  • eq_field, gt_field, gte_field, lt_field, lte_field are shortcuts for expressions comparing a field and a parameter with the same type
  • expr_and, a shortcut for AND expressions

for the database you're using.

Custom types

When defining a field in the schema, call .custom("mycrate::MyString", type_str().build()) on the field type builder (or pass it in as Some("mycreate::MyType".to_string()) if creating the type structure directly).

The type must have methods to convert to/from the native SQL types. There are traits to guide the implementation:

pub struct MyString(pub String);

impl good_ormning_runtime::pg::GoodOrmningCustomString<MyString> for MyString {
    fn to_sql(value: &MyString) -> &str {

    fn from_sql(s: String) -> Result<MyString, String> {


The Expr::Call variant allows you to create method call expressions. You must provide in compute_type a helper method to type-check the arguments and determine the type of the evaluation of the call.

The first parameter is the evaluation context, which contains errs for reporting errors. The second is a path from the evaluation tree root up to the call, for identifying where in a query expression errors occur. The third argument is a vec of arguments passed to the call. Each argument can be a single type or a record consisting of multiple types (like in () in where (x, y, z) < (b.x, b.y, b.z)). If there are no errors, this must return Some(...).

Error handling is lazy during expression checking - even if an error occurs, processing can continue (and identify more errors before aborting). All errors are fatal, they just don't cause an abort immediately.

If there are errors, record the errors in ctx.errs.err(path.add(format!("Argument 0")), format!("Error")). If evaluation within the call cannot continue, return None, otherwise continue.

Parameters and return types

Parameters with the same name are deduplicated - if you define a query with multiple parameters of the same name but different types you'll get an error.

Different queries with the same multiple-field returns will use the same return type.


Vs Diesel

Good-ormning is functionally most similar to Diesel.

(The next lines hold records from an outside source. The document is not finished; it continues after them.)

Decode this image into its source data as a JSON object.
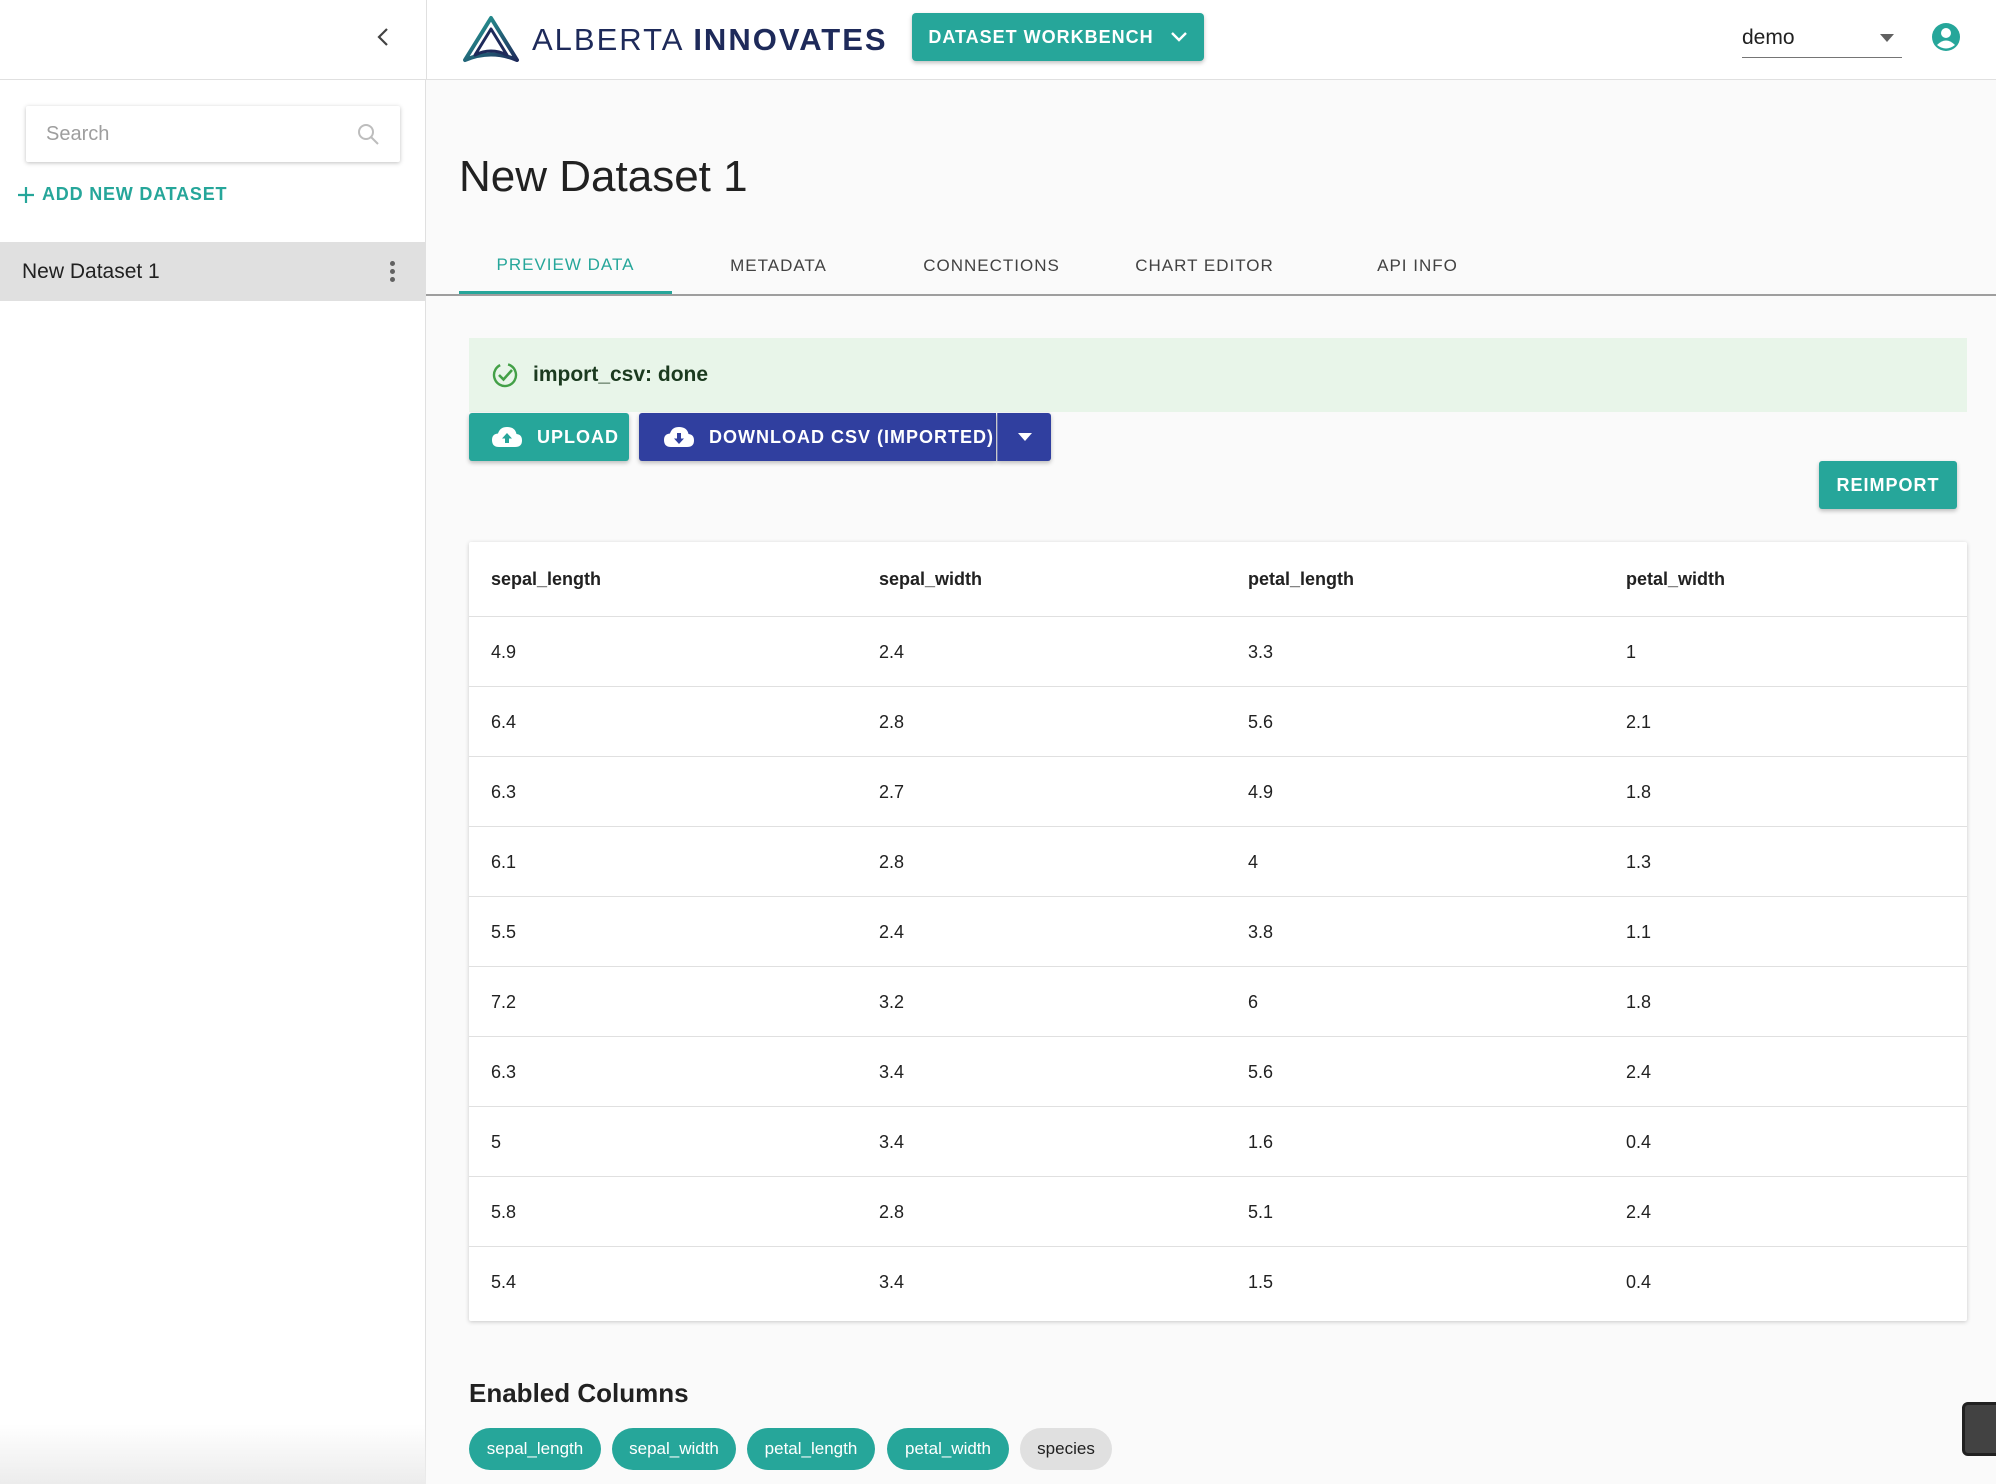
{
  "header": {
    "logo_light": "ALBERTA ",
    "logo_bold": "INNOVATES",
    "workbench_label": "DATASET WORKBENCH",
    "user_value": "demo"
  },
  "sidebar": {
    "search_placeholder": "Search",
    "add_label": "ADD NEW DATASET",
    "items": [
      {
        "label": "New Dataset 1"
      }
    ]
  },
  "main": {
    "title": "New Dataset 1",
    "tabs": [
      {
        "label": "PREVIEW DATA"
      },
      {
        "label": "METADATA"
      },
      {
        "label": "CONNECTIONS"
      },
      {
        "label": "CHART EDITOR"
      },
      {
        "label": "API INFO"
      }
    ],
    "active_tab": "PREVIEW DATA",
    "status_text": "import_csv: done",
    "upload_label": "UPLOAD",
    "download_label": "DOWNLOAD CSV (IMPORTED)",
    "reimport_label": "REIMPORT",
    "table": {
      "headers": [
        "sepal_length",
        "sepal_width",
        "petal_length",
        "petal_width"
      ],
      "rows": [
        [
          "4.9",
          "2.4",
          "3.3",
          "1"
        ],
        [
          "6.4",
          "2.8",
          "5.6",
          "2.1"
        ],
        [
          "6.3",
          "2.7",
          "4.9",
          "1.8"
        ],
        [
          "6.1",
          "2.8",
          "4",
          "1.3"
        ],
        [
          "5.5",
          "2.4",
          "3.8",
          "1.1"
        ],
        [
          "7.2",
          "3.2",
          "6",
          "1.8"
        ],
        [
          "6.3",
          "3.4",
          "5.6",
          "2.4"
        ],
        [
          "5",
          "3.4",
          "1.6",
          "0.4"
        ],
        [
          "5.8",
          "2.8",
          "5.1",
          "2.4"
        ],
        [
          "5.4",
          "3.4",
          "1.5",
          "0.4"
        ]
      ]
    },
    "enabled_title": "Enabled Columns",
    "chips": [
      {
        "label": "sepal_length",
        "enabled": true
      },
      {
        "label": "sepal_width",
        "enabled": true
      },
      {
        "label": "petal_length",
        "enabled": true
      },
      {
        "label": "petal_width",
        "enabled": true
      },
      {
        "label": "species",
        "enabled": false
      }
    ]
  },
  "colors": {
    "accent": "#26a69a",
    "primary": "#303f9f",
    "logo": "#1e2a5a",
    "success_bg": "#e8f5e9",
    "success_icon": "#43a047"
  },
  "icons": {
    "collapse": "chevron-left-icon",
    "logo": "alberta-innovates-logo-icon",
    "workbench_dropdown": "chevron-down-icon",
    "user_dropdown": "caret-down-icon",
    "user": "account-circle-icon",
    "search": "search-icon",
    "add": "plus-icon",
    "item_menu": "more-vert-icon",
    "status": "check-circle-icon",
    "upload": "cloud-upload-icon",
    "download": "cloud-download-icon",
    "download_menu": "caret-down-icon"
  }
}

  • You can define your queries and result structures near where you use them
  • You can dynamically define queries (i.e. swap operators depending on the input, etc.)
  • Result structures must be manually defined, and care must be taken to get the field order to match the query
  • You can define new types to use in the schema, which are checked against queries, although this requires significant boilerplate
  • Requires many macros, trait implementations
  • To synchronize your migrations and in-code schema, you can use the CLI with a live database with migrations applied. However, this resets any custom SQL types in the schema with the built-in SQL types. Alternatively you can maintain the schema by hand (and risk query issues due to typos, mismatches).
  • Column count limitations, slow build times
  • Supports more syntax, withstood test of time

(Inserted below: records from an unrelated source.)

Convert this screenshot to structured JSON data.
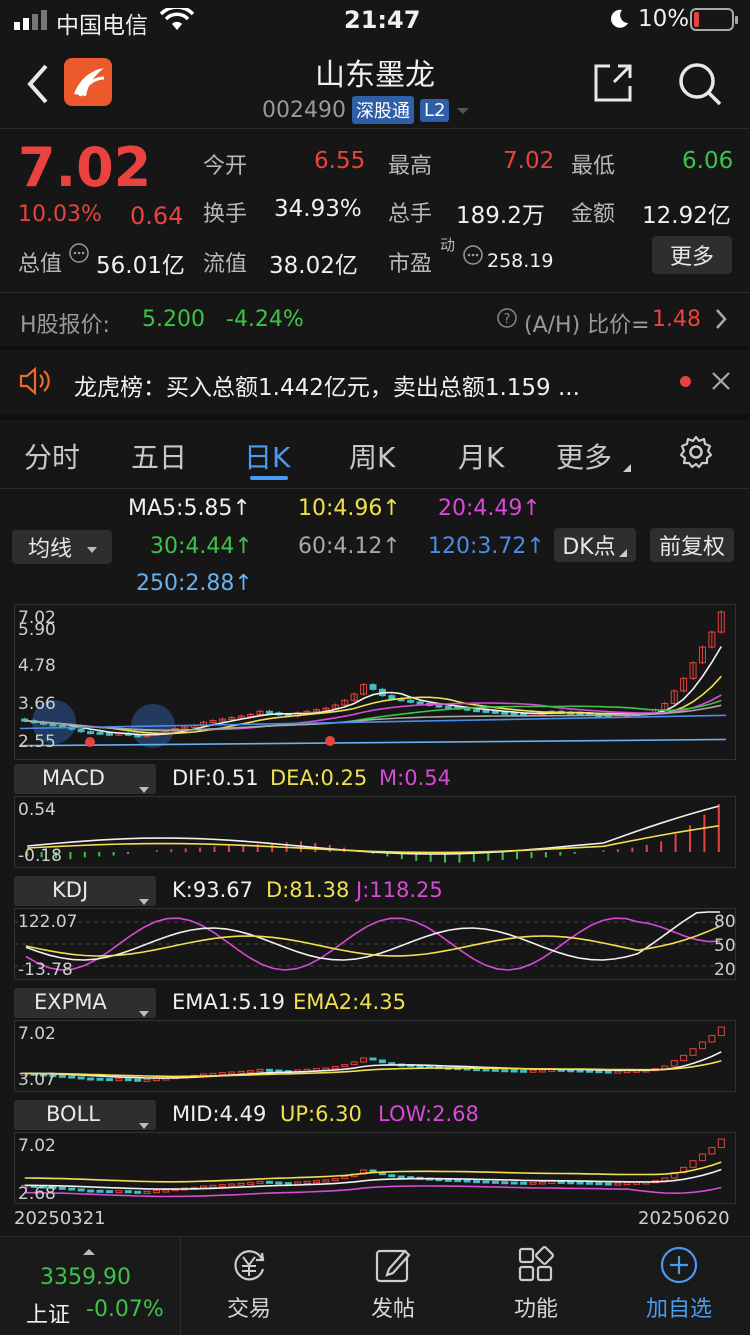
{
  "status_bar": {
    "carrier": "中国电信",
    "time": "21:47",
    "battery": "10%"
  },
  "header": {
    "title": "山东墨龙",
    "code": "002490",
    "badge_market": "深股通",
    "badge_level": "L2"
  },
  "quote": {
    "price": "7.02",
    "change_pct": "10.03%",
    "change": "0.64",
    "open_label": "今开",
    "open": "6.55",
    "high_label": "最高",
    "high": "7.02",
    "low_label": "最低",
    "low": "6.06",
    "turnover_label": "换手",
    "turnover": "34.93%",
    "volume_label": "总手",
    "volume": "189.2万",
    "amount_label": "金额",
    "amount": "12.92亿",
    "mktcap_label": "总值",
    "mktcap": "56.01亿",
    "float_label": "流值",
    "float": "38.02亿",
    "pe_label": "市盈",
    "pe_sup": "动",
    "pe": "258.19",
    "more_button": "更多"
  },
  "hshare": {
    "label": "H股报价:",
    "price": "5.200",
    "change_pct": "-4.24%",
    "ah_label": "(A/H) 比价=",
    "ah_value": "1.48"
  },
  "notice": {
    "text": "龙虎榜：买入总额1.442亿元，卖出总额1.159 ..."
  },
  "tabs": [
    {
      "label": "分时"
    },
    {
      "label": "五日"
    },
    {
      "label": "日K"
    },
    {
      "label": "周K"
    },
    {
      "label": "月K"
    },
    {
      "label": "更多"
    }
  ],
  "ma": {
    "selector": "均线",
    "ma5": "MA5:5.85",
    "ma10": "10:4.96",
    "ma20": "20:4.49",
    "ma30": "30:4.44",
    "ma60": "60:4.12",
    "ma120": "120:3.72",
    "ma250": "250:2.88",
    "dk_button": "DK点",
    "fq_button": "前复权",
    "arrow": "↑"
  },
  "colors": {
    "up": "#e8433f",
    "down": "#3fc24a",
    "accent": "#3b8fe8",
    "yellow": "#f0e050",
    "magenta": "#d84ad8"
  },
  "chart_data": [
    {
      "type": "candlestick",
      "panel": "main",
      "ylim": [
        2.55,
        7.02
      ],
      "y_tick_labels": [
        "7.02",
        "5.90",
        "4.78",
        "3.66",
        "2.55"
      ],
      "x_start": "20250321",
      "x_end": "20250620",
      "closes": [
        3.55,
        3.5,
        3.45,
        3.4,
        3.35,
        3.28,
        3.2,
        3.18,
        3.15,
        3.1,
        3.15,
        3.1,
        3.05,
        3.1,
        3.15,
        3.2,
        3.3,
        3.35,
        3.4,
        3.5,
        3.55,
        3.6,
        3.65,
        3.7,
        3.75,
        3.85,
        3.8,
        3.75,
        3.7,
        3.8,
        3.85,
        3.9,
        3.95,
        4.05,
        4.2,
        4.4,
        4.7,
        4.55,
        4.35,
        4.25,
        4.2,
        4.15,
        4.1,
        4.05,
        4.0,
        3.98,
        3.95,
        3.9,
        3.88,
        3.85,
        3.82,
        3.8,
        3.78,
        3.75,
        3.78,
        3.8,
        3.85,
        3.82,
        3.8,
        3.78,
        3.75,
        3.72,
        3.7,
        3.72,
        3.75,
        3.78,
        3.8,
        3.9,
        4.1,
        4.5,
        4.9,
        5.4,
        5.9,
        6.38,
        7.02
      ],
      "series": [
        {
          "name": "MA5",
          "value_label": "5.85"
        },
        {
          "name": "MA10",
          "value_label": "4.96"
        },
        {
          "name": "MA20",
          "value_label": "4.49"
        },
        {
          "name": "MA30",
          "value_label": "4.44"
        },
        {
          "name": "MA60",
          "value_label": "4.12"
        },
        {
          "name": "MA120",
          "value_label": "3.72"
        },
        {
          "name": "MA250",
          "value_label": "2.88"
        }
      ]
    },
    {
      "type": "bar",
      "panel": "MACD",
      "y_tick_labels": [
        "0.54",
        "-0.18"
      ],
      "values": [
        -0.05,
        -0.06,
        -0.07,
        -0.08,
        -0.06,
        -0.05,
        -0.04,
        -0.02,
        0.0,
        0.02,
        0.03,
        0.04,
        0.05,
        0.06,
        0.07,
        0.08,
        0.09,
        0.1,
        0.11,
        0.12,
        0.1,
        0.08,
        0.05,
        0.02,
        -0.02,
        -0.05,
        -0.08,
        -0.1,
        -0.11,
        -0.12,
        -0.12,
        -0.11,
        -0.1,
        -0.09,
        -0.08,
        -0.07,
        -0.06,
        -0.04,
        -0.02,
        0.0,
        0.02,
        0.03,
        0.05,
        0.08,
        0.12,
        0.2,
        0.3,
        0.42,
        0.54
      ],
      "labels": {
        "dif": "DIF:0.51",
        "dea": "DEA:0.25",
        "m": "M:0.54"
      }
    },
    {
      "type": "line",
      "panel": "KDJ",
      "y_tick_labels": [
        "122.07",
        "-13.78"
      ],
      "right_tick_labels": [
        "80",
        "50",
        "20"
      ],
      "labels": {
        "k": "K:93.67",
        "d": "D:81.38",
        "j": "J:118.25"
      }
    },
    {
      "type": "line",
      "panel": "EXPMA",
      "y_tick_labels": [
        "7.02",
        "3.07"
      ],
      "labels": {
        "ema1": "EMA1:5.19",
        "ema2": "EMA2:4.35"
      }
    },
    {
      "type": "line",
      "panel": "BOLL",
      "y_tick_labels": [
        "7.02",
        "2.68"
      ],
      "labels": {
        "mid": "MID:4.49",
        "up": "UP:6.30",
        "low": "LOW:2.68"
      }
    }
  ],
  "x_axis": {
    "start": "20250321",
    "end": "20250620"
  },
  "bottom_nav": {
    "index_value": "3359.90",
    "index_name": "上证",
    "index_change": "-0.07%",
    "items": [
      {
        "label": "交易"
      },
      {
        "label": "发帖"
      },
      {
        "label": "功能"
      },
      {
        "label": "加自选"
      }
    ]
  }
}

  • Queries have to be defined separately, in the build.rs file
  • All queries have to be defined up front in build.rs
  • You don't have to write any structures, everything is generated from schema and query info
  • Custom types can be incorporated into the schema with no boilerplate
  • Migrations are automatically derived via a diff between schema versions plus additional migration metadata
  • Clear error messages, thanks to no macros, generics
  • Code generation is fast, compiling the simple generated code is also fast
  • Alpha



  • SQLx has no concept of a schema so it can only perform type-checking on native SQL types (no consideration for new types, blob encodings, etc)
  • Requires a running database during development

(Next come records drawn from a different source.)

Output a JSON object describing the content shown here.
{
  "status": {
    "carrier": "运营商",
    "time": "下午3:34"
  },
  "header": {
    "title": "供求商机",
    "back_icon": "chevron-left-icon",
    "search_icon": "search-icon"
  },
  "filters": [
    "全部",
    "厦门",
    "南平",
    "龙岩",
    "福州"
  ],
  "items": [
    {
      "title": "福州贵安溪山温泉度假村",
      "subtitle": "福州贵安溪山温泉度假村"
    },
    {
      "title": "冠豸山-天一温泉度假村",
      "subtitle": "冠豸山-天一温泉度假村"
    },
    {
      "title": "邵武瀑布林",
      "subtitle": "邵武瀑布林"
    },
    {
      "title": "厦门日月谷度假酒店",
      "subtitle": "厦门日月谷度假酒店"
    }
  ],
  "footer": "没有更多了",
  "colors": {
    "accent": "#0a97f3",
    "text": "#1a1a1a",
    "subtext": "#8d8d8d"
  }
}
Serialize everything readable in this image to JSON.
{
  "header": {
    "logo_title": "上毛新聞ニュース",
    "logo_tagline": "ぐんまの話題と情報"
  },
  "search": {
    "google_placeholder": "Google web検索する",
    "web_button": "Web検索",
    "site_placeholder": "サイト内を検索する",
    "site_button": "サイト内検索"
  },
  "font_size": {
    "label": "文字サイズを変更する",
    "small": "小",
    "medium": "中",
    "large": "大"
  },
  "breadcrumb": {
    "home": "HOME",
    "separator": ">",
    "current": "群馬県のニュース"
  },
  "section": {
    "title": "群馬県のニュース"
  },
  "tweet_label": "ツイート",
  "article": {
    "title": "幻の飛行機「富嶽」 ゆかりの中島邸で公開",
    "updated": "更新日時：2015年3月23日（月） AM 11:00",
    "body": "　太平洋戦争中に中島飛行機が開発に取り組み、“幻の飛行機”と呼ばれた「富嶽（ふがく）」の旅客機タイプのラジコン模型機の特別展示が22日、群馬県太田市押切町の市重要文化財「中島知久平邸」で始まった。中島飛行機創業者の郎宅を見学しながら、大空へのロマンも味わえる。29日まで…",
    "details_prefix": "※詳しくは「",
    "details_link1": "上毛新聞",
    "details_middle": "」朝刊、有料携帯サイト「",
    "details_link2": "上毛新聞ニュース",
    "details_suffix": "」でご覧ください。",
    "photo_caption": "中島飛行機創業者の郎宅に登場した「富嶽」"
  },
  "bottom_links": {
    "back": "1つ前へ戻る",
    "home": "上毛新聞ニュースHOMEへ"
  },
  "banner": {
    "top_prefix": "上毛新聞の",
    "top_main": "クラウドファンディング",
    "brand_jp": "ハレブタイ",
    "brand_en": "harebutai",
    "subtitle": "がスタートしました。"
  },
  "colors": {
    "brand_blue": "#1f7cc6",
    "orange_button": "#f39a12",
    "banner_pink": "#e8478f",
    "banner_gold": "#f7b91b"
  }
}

  • The same schema used for generating migrations is used for type checking, and natively supports custom types
  • A live database is unused during development, but all query syntax must be manually implemented in Good-ormning so you may encounter missing features


SeaORM focuses on runtime checks rather than compile time checks.

A few words on the future

Obviously writing an SQL VM isn't great. The ideal solution would be for popular databases to expose their type checking routines as libraries so they could be imported into external programs, like how Go publishes reusable ast-parsing and type-checking libraries.


~153K SLoC